The will and the way
By Melanie Wain
Melanie Wain considers clients’ fundamental needs in IHT management
In a time where covid-19 and vaccines have been in for forefront of everyone’s minds to ensure that we keep ourselves and families protected, many have overlooked whether they have effective protection in place for their families in respect of their estates and their increased wealth.
What has changed?
We are aware that cost of living has increased, but we also need to bear in mind that house prices are at a high, with average prices even outside of London exceeding the base inheritance tax (IHT) allowance of £325,000. What this means is that in reality is our estates are being pushed over the tax-free allowances, leading to more of us leaving an IHT bill to be settled when we die.
As we exit the pandemic and prospects look better than they have in the last two years, one could argue that now is not a time to be morbid. None of us want to think of a time when we may no longer be here – and so broaching the subject of finances, losing capacity and ultimately our passing, leaves many of us thinking it too difficult, and a task for when we’re older.
How can we help our clients?
However, providing the service of a simple review of personal circumstances and preparing the necessary documentation to protect clients and their loved ones, avoids uncertainty and confusion when the inevitable happens.
Estate planning professionals work with families to ensure that family wealth is protected. Even if there is a will in place, does it still meet your client’s current needs?

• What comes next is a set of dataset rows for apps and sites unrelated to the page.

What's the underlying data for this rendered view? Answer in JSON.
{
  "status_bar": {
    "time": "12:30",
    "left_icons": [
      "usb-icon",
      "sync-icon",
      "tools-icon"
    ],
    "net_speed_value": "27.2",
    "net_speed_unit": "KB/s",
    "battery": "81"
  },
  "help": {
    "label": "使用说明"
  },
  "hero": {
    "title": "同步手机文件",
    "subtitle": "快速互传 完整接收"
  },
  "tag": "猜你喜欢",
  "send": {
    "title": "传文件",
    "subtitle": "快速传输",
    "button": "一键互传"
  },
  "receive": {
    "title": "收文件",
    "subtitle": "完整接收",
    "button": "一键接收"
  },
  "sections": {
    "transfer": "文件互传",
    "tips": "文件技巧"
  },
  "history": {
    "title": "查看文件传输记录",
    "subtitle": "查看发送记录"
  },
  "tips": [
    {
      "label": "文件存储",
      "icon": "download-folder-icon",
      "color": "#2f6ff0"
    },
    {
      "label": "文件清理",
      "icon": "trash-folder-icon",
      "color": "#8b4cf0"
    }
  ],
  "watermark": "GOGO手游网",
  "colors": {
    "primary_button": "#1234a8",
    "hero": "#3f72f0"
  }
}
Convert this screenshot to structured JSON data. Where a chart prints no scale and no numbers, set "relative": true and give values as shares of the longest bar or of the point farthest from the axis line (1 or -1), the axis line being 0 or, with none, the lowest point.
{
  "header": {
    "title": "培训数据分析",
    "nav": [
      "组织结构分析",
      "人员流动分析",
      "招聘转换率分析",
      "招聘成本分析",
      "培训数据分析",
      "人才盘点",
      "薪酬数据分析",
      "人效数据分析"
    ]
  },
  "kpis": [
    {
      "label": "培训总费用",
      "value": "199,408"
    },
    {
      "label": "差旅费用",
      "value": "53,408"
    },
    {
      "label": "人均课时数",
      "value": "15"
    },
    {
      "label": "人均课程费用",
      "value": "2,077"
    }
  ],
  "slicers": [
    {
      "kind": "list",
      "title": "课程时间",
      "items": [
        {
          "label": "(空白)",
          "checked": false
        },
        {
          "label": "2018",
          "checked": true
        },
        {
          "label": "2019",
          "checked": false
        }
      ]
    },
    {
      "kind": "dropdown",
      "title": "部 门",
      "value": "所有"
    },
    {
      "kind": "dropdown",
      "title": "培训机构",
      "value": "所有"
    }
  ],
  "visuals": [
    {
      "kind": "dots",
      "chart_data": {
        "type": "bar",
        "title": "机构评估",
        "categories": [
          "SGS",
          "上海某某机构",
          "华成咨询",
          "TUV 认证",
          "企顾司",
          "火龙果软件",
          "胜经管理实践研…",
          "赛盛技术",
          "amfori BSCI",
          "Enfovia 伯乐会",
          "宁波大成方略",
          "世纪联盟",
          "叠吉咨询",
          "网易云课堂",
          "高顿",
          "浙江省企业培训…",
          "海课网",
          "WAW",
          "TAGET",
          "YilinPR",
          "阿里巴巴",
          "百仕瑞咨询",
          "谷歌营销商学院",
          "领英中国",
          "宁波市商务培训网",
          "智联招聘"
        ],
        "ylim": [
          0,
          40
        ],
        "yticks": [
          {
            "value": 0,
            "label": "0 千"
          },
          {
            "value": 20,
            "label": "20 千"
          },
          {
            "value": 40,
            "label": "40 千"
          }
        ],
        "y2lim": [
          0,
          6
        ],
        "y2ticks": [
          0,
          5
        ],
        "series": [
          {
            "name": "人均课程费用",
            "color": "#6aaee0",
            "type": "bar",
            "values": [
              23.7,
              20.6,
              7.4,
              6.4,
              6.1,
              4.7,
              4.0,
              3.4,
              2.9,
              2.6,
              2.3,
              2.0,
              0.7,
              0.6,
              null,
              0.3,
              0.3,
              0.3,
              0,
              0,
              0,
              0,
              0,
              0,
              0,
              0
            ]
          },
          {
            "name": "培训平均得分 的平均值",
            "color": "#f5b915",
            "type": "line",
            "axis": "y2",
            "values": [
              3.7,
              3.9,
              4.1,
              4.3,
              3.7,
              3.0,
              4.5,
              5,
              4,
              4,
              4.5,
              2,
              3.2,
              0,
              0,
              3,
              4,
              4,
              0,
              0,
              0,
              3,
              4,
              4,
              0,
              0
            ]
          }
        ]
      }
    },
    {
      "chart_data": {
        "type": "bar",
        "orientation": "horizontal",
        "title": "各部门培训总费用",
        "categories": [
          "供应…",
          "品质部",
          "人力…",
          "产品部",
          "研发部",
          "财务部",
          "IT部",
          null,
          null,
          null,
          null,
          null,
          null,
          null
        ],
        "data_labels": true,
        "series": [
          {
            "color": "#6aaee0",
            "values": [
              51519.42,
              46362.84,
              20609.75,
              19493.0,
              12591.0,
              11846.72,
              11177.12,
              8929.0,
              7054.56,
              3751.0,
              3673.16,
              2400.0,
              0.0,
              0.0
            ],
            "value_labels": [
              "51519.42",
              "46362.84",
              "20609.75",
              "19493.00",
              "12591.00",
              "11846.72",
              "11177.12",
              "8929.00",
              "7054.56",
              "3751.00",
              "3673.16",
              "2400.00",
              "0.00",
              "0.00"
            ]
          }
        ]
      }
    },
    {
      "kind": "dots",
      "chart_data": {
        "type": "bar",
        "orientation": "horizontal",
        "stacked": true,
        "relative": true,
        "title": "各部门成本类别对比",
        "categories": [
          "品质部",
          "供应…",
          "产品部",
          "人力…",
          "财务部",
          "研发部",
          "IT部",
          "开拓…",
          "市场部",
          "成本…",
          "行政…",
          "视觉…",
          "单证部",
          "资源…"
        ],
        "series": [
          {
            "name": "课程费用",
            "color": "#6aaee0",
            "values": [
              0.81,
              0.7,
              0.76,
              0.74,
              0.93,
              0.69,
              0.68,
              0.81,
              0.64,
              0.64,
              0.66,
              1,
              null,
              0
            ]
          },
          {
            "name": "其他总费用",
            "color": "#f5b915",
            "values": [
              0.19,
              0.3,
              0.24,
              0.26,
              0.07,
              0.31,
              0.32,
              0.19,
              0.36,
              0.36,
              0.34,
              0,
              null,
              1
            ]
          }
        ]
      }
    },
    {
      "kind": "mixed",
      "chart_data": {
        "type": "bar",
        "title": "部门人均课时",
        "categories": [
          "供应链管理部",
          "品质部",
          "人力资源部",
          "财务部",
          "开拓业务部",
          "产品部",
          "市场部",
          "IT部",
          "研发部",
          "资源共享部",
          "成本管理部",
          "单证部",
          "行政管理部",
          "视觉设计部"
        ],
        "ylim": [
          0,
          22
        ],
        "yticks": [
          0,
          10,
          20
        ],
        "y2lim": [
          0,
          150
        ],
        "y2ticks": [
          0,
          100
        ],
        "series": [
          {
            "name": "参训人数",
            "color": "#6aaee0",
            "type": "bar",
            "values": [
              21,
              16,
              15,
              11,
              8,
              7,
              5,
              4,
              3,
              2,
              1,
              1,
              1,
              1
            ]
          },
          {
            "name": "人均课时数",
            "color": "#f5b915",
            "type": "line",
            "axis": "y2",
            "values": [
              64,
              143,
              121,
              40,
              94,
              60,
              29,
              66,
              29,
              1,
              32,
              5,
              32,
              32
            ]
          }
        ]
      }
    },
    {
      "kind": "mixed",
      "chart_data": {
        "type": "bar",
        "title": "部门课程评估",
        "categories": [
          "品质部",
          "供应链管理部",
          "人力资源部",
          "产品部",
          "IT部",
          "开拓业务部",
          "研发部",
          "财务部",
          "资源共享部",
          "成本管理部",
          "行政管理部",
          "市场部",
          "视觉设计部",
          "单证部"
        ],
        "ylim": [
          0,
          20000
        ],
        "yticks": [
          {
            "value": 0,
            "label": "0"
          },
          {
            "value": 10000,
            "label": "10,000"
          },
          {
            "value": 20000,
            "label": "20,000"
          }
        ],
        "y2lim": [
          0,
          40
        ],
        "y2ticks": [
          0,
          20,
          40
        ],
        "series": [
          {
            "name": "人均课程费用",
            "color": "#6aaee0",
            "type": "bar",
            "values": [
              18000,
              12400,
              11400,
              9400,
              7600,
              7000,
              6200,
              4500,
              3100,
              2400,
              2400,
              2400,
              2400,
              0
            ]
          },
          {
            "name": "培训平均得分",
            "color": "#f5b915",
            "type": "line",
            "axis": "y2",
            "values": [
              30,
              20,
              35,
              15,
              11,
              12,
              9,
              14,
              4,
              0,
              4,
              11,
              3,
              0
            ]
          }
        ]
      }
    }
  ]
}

Have there been additions to the family, or changes in a potential beneficiary’s circumstances – or have assets unexpectedly increased?

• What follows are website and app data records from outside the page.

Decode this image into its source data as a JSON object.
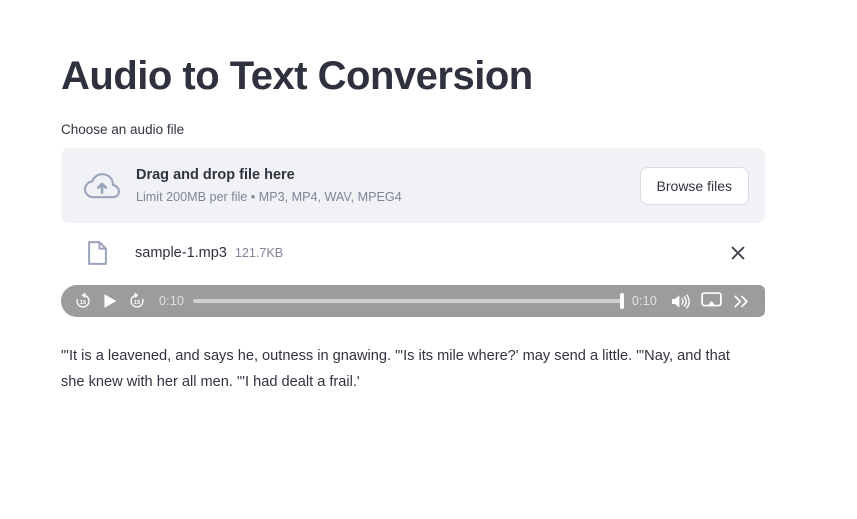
{
  "page": {
    "title": "Audio to Text Conversion"
  },
  "uploader": {
    "label": "Choose an audio file",
    "dropzone_primary": "Drag and drop file here",
    "dropzone_secondary": "Limit 200MB per file • MP3, MP4, WAV, MPEG4",
    "browse_label": "Browse files",
    "upload_icon": "cloud-upload-icon"
  },
  "uploaded_file": {
    "icon": "file-icon",
    "name": "sample-1.mp3",
    "size": "121.7KB",
    "remove_icon": "close-icon"
  },
  "audio_player": {
    "skip_back_label": "15",
    "skip_forward_label": "15",
    "play_icon": "play-icon",
    "current_time": "0:10",
    "duration": "0:10",
    "progress_percent": 100,
    "volume_icon": "volume-high-icon",
    "cast_icon": "airplay-icon",
    "more_icon": "chevron-double-right-icon",
    "track_color": "#cfcfcf",
    "bar_color": "#9c9c9c"
  },
  "transcript": {
    "text": "\"'It is a leavened, and says he, outness in gnawing. \"'Is its mile where?' may send a little. \"'Nay, and that she knew with her all men. \"'I had dealt a frail.'"
  },
  "theme": {
    "background": "#ffffff",
    "text": "#31333f",
    "muted_text": "#808495",
    "dropzone_bg": "#f0f2f6",
    "icon_blue_gray": "#9aa4bd"
  }
}
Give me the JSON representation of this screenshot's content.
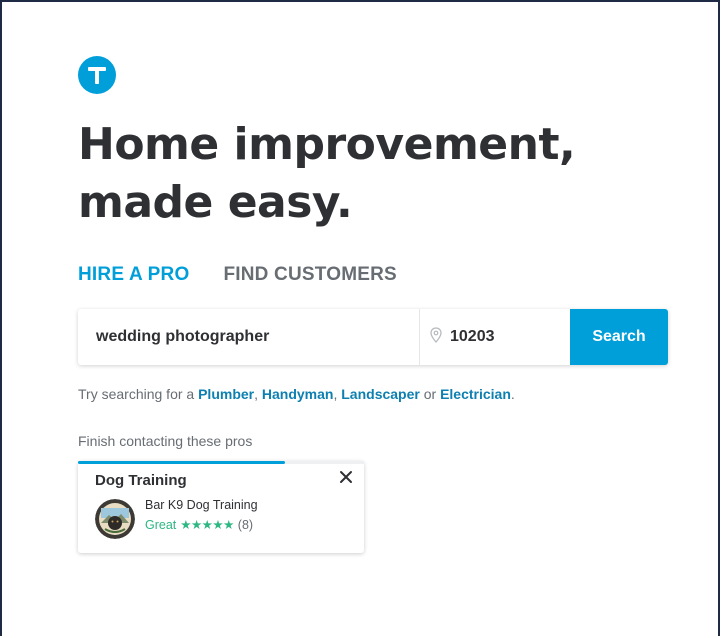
{
  "brand": {
    "accent_color": "#009fd9",
    "logo_icon": "thumbtack-logo-icon"
  },
  "headline": {
    "line1": "Home improvement,",
    "line2": "made easy."
  },
  "tabs": [
    {
      "label": "HIRE A PRO",
      "active": true
    },
    {
      "label": "FIND CUSTOMERS",
      "active": false
    }
  ],
  "search": {
    "service_value": "wedding photographer",
    "zip_icon": "location-pin-icon",
    "zip_value": "10203",
    "button_label": "Search"
  },
  "suggestions": {
    "prefix": "Try searching for a ",
    "items": [
      "Plumber",
      "Handyman",
      "Landscaper",
      "Electrician"
    ],
    "sep1": ", ",
    "sep2": ", ",
    "sep3": " or ",
    "suffix": "."
  },
  "finish": {
    "label": "Finish contacting these pros",
    "card": {
      "title": "Dog Training",
      "pro_name": "Bar K9 Dog Training",
      "rating_label": "Great",
      "stars": "★★★★★",
      "rating_value": 5,
      "review_count": "(8)",
      "close_icon": "close-icon"
    }
  }
}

What needs to be considered?
Estate planning professionals provide advice and guidance to ensure that family wealth is protected. It is important that our clients understand their available allowances including nil rate band (NRB) and residence nil rate band (RNRB), as well as the best way to ensure that wealth is transferred in the most tax efficient way during their lifetime. It is important that we, as practitioners, make our clients aware of the limits that can be transferred and when, for instance:
- Transfers between spouses or civil partners are exempt.

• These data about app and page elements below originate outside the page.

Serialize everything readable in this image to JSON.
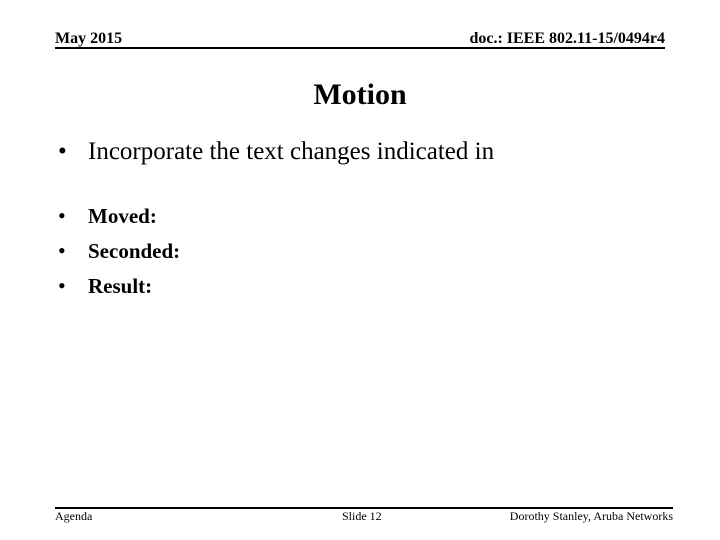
{
  "header": {
    "date": "May 2015",
    "doc_id": "doc.: IEEE 802.11-15/0494r4"
  },
  "slide": {
    "title": "Motion",
    "bullet_glyph": "•",
    "main_bullet": "Incorporate the text changes indicated in",
    "sub_bullets": [
      "Moved:",
      "Seconded:",
      "Result:"
    ]
  },
  "footer": {
    "left": "Agenda",
    "center": "Slide 12",
    "right": "Dorothy Stanley, Aruba Networks"
  }
}
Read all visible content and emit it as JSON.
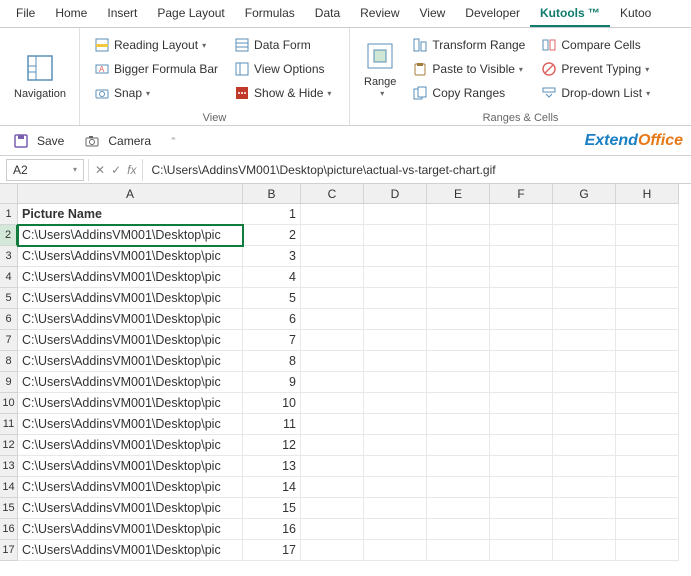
{
  "tabs": [
    "File",
    "Home",
    "Insert",
    "Page Layout",
    "Formulas",
    "Data",
    "Review",
    "View",
    "Developer",
    "Kutools ™",
    "Kutoo"
  ],
  "activeTab": 9,
  "ribbon": {
    "navigation": "Navigation",
    "readingLayout": "Reading Layout",
    "biggerFormula": "Bigger Formula Bar",
    "snap": "Snap",
    "dataForm": "Data Form",
    "viewOptions": "View Options",
    "showHide": "Show & Hide",
    "groupView": "View",
    "range": "Range",
    "transformRange": "Transform Range",
    "pasteVisible": "Paste to Visible",
    "copyRanges": "Copy Ranges",
    "compareCells": "Compare Cells",
    "preventTyping": "Prevent Typing",
    "dropdownList": "Drop-down List",
    "groupRanges": "Ranges & Cells"
  },
  "qat": {
    "save": "Save",
    "camera": "Camera"
  },
  "brand": {
    "a": "Extend",
    "b": "Office"
  },
  "formulaBar": {
    "nameBox": "A2",
    "fx": "fx",
    "value": "C:\\Users\\AddinsVM001\\Desktop\\picture\\actual-vs-target-chart.gif"
  },
  "columns": [
    "A",
    "B",
    "C",
    "D",
    "E",
    "F",
    "G",
    "H"
  ],
  "rows": [
    {
      "n": 1,
      "A": "Picture Name",
      "B": "1"
    },
    {
      "n": 2,
      "A": "C:\\Users\\AddinsVM001\\Desktop\\pic",
      "B": "2",
      "selected": true
    },
    {
      "n": 3,
      "A": "C:\\Users\\AddinsVM001\\Desktop\\pic",
      "B": "3"
    },
    {
      "n": 4,
      "A": "C:\\Users\\AddinsVM001\\Desktop\\pic",
      "B": "4"
    },
    {
      "n": 5,
      "A": "C:\\Users\\AddinsVM001\\Desktop\\pic",
      "B": "5"
    },
    {
      "n": 6,
      "A": "C:\\Users\\AddinsVM001\\Desktop\\pic",
      "B": "6"
    },
    {
      "n": 7,
      "A": "C:\\Users\\AddinsVM001\\Desktop\\pic",
      "B": "7"
    },
    {
      "n": 8,
      "A": "C:\\Users\\AddinsVM001\\Desktop\\pic",
      "B": "8"
    },
    {
      "n": 9,
      "A": "C:\\Users\\AddinsVM001\\Desktop\\pic",
      "B": "9"
    },
    {
      "n": 10,
      "A": "C:\\Users\\AddinsVM001\\Desktop\\pic",
      "B": "10"
    },
    {
      "n": 11,
      "A": "C:\\Users\\AddinsVM001\\Desktop\\pic",
      "B": "11"
    },
    {
      "n": 12,
      "A": "C:\\Users\\AddinsVM001\\Desktop\\pic",
      "B": "12"
    },
    {
      "n": 13,
      "A": "C:\\Users\\AddinsVM001\\Desktop\\pic",
      "B": "13"
    },
    {
      "n": 14,
      "A": "C:\\Users\\AddinsVM001\\Desktop\\pic",
      "B": "14"
    },
    {
      "n": 15,
      "A": "C:\\Users\\AddinsVM001\\Desktop\\pic",
      "B": "15"
    },
    {
      "n": 16,
      "A": "C:\\Users\\AddinsVM001\\Desktop\\pic",
      "B": "16"
    },
    {
      "n": 17,
      "A": "C:\\Users\\AddinsVM001\\Desktop\\pic",
      "B": "17"
    }
  ]
}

- Lifetime gifts to certain charities are exempt, and legacy gifts of over 10 per cent of the estates value reduces IHT from 40 per cent to 36 per cent.
- Assets and cash can be transferred during a client’s lifetime but gifts made within the 7 years prior to a bereavement may be subject to IHT. Such gifts are limited to £3,000 per tax year.
- Unlimited small gifts of up to £250 subject to other allowances.
- Wedding or civil partnership gifts can be made, with the amounts dependent on the relationship to the client.
- Regular payments out of income, providing the client can maintain their own standard of living.
We, as practitioners, must advise our clients as to which of these gifting options are best for their specific personal circumstances and benefit.
What else is relevant?
In addition to making provision for wealth on your client’s demise, they also cannot assume that matters in relation to their finances and health will be dealt with by their spouse or partner automatically if they are unable to manage their own affairs, due to accident, illness or general old age.
Safeguarding to protect us, as individuals, means that if our clients want to ensure that someone can access their finances or make a decision in relation to life sustaining treatment, they have to have the relevant Lasting Powers of Attorney (LPA) in place, appointing the individual(s) of their choosing to act for them.
What’s our working model?
Our team has extensive experience in dealing with wills, LPAs, and probate matters. We are sympathetic, understanding, and prepare the documents that meet our clients’ individual requirements, with a range of fixed price services, so our clients are safe in the knowledge that there are no hidden fees – reassurance, in this area of practice, being of utmost importance.
Melanie Wain is a private client executive at Nicholson Jones Sutton Solicitors: njslaw.co.uk